Requirement
Among the following entries, count the lines that contain "icon" and report only the result.
*** Dataset records ***
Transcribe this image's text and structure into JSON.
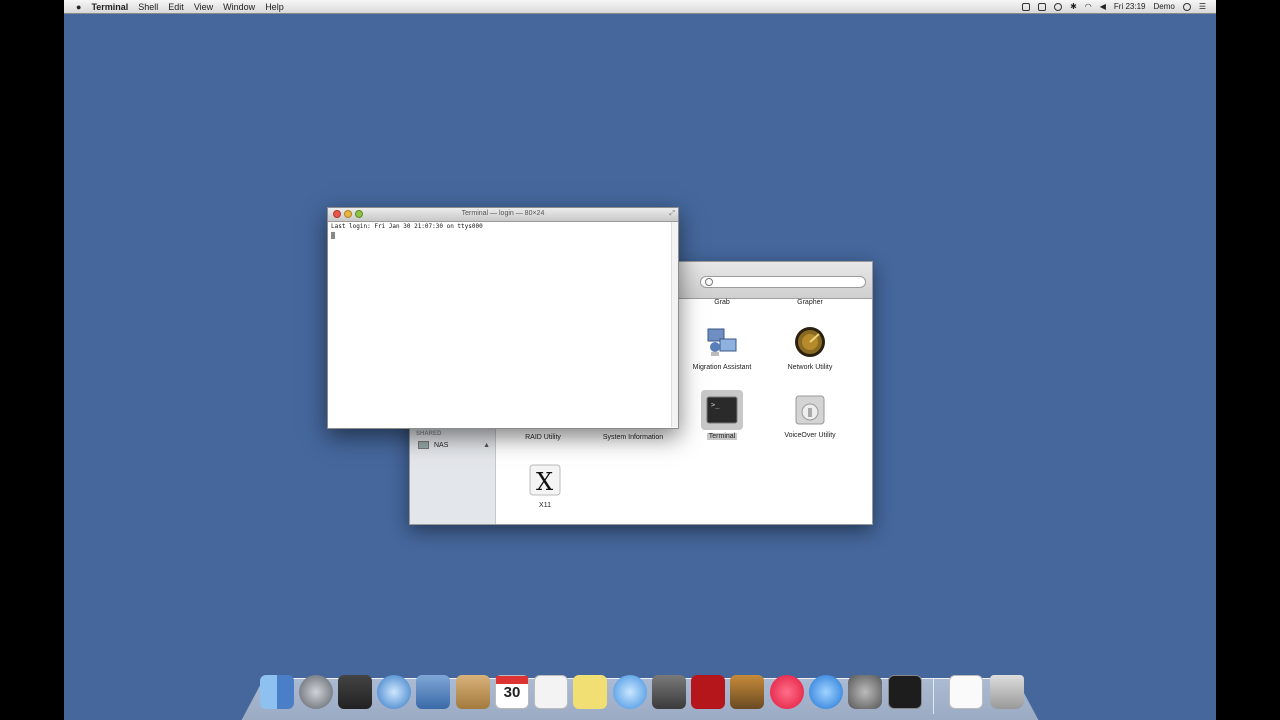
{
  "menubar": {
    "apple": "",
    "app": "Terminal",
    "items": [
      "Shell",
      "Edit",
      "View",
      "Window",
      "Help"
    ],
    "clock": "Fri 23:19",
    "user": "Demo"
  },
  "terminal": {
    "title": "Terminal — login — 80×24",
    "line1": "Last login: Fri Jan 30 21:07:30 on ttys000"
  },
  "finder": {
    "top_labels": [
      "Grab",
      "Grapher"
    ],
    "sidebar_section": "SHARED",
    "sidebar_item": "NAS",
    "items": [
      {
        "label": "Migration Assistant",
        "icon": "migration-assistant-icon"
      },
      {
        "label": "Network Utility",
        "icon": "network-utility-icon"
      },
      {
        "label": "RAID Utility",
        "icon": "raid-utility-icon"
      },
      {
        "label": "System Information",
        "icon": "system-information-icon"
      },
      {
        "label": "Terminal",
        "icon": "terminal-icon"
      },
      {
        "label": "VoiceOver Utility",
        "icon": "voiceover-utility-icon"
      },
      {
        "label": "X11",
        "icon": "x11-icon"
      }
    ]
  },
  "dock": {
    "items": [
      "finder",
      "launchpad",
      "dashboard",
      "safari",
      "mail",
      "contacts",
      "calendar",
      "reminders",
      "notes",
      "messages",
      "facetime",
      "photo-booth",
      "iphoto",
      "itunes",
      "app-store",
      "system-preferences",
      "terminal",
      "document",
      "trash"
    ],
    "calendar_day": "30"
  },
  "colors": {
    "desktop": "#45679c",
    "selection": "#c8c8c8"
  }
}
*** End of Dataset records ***
Reply
7